11. I should explain...

Probably like most people who are new to CNC'ing, once the bug bites I just want to get on with something ASAP. Unfortunately, I've come to discover that every decision seems to rely on another until you've gone full circle and are back at the start ;-) Well that's how it feels anyway.

I was hoping that the PSU would be something that it was possible to get started on, and that it would be possible to 'spec' one up that could work across a variety of motor choices, and also still be usable in the future on possibly a larger machine. So essentially an over engineered/spec'ed one.

My curiosity was piqued by Jazz saying that a 6A PSU didn't allow much leeway for expansion. So as I stated, I just wondered what people were using if they wanted 45V but at a higher VA output. Was the reason that 45V was recommended over 50V simply because the 50V version has a lower current output... 5A on the 50V compared with 5.56A on the 45V?

The simple answer might be to just buy another brand as Andy suggested.

Cheers

12. I built my own PSU there was nothing to it just a transformer, bridge rectifier and 3 capacitors.

It sounds far scarier than it actually is took about an hour including time to smoke cigs and drink tea.

I have since quit smoking so I think 30 mins is realistic.

13. Yeah, it's not difficult just be aware of the safety.

Plus, if you get AC drivers it's just the torrodial. Nothing else.

Doing it beforehand however is not your best plan, bit of a false economy because you'll end up with something that isn't quite right or you'll make compromises on the rest of the build to suit.

First, figure out what you want to cut. Materials, sizes.
Then work out your physical constraints on machine size.
Then find a similar build log and start CADing. As you come up against different problems look to other build logs for solutions then add your own twist. It's just not worth spending time and money until you know what you want and have speced it out across the board.

14. Originally Posted by joe.ninety
I should explain...

Probably like most people who are new to CNC'ing, once the bug bites I just want to get on with something ASAP. Unfortunately, I've come to discover that every decision seems to rely on another until you've gone full circle and are back at the start ;-) Well that's how it feels anyway.
Every answer raises two new questions. You'll have to get used to it I'm afraid!

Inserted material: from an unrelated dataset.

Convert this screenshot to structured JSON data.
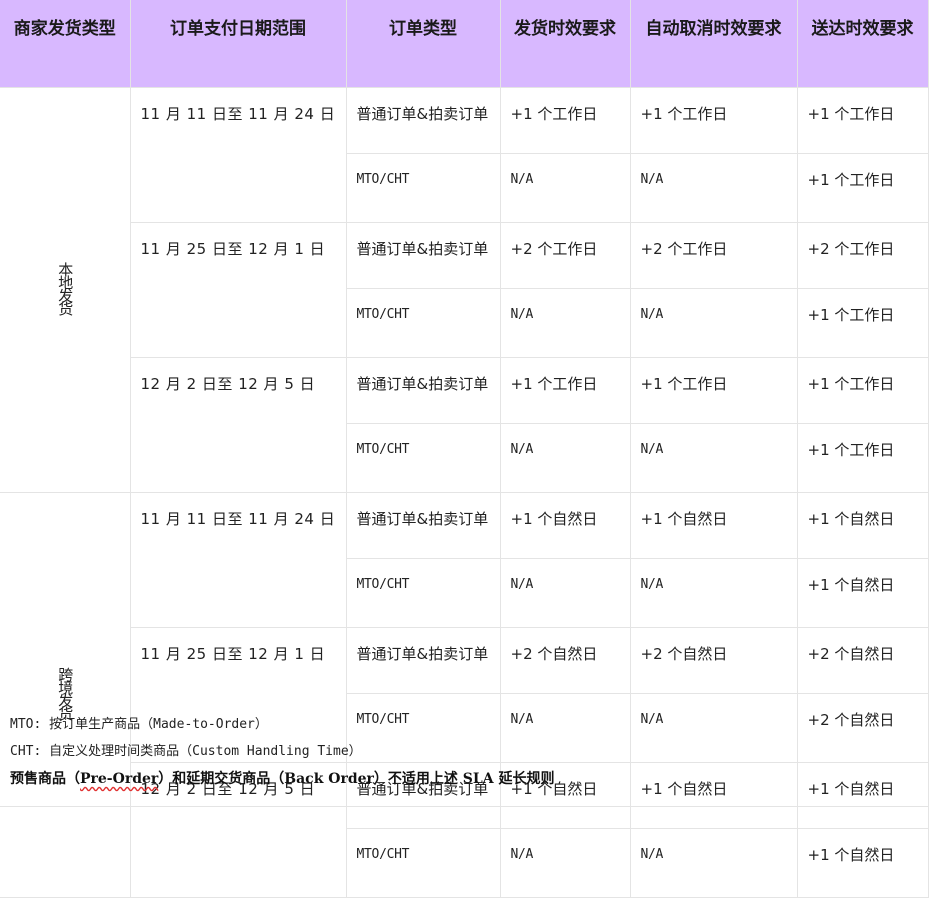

There are plenty of sources of transformers. Have a look at RS Components for example. Even if you don't buy from them, you'll get an idea of the range available. Note that the DC voltage (that's appalling English, but everyone knows what it means) you will get from a finished supply is higher than the RMS voltage rating of the AC transformer, if a DC supply is what your drivers require. I've linked to the site linked below before but it's a good intro to DC PSU design. A supply for a CNC machine can be allowed to have quite a high ripple voltage and thus less capacitance than would be needed for, say, a hi-fi audio amplifier.

http://www.skillbank.co.uk/psu/

15. ### The Following User Says Thank You to Kitwn For This Useful Post:

Page 1 of 3 123 Last

There are currently 1 users browsing this thread. (0 members and 1 guests)

#### Posting Permissions

• You may not post new threads
• You may not post replies
• You may not post attachments
• You may not edit your posts
•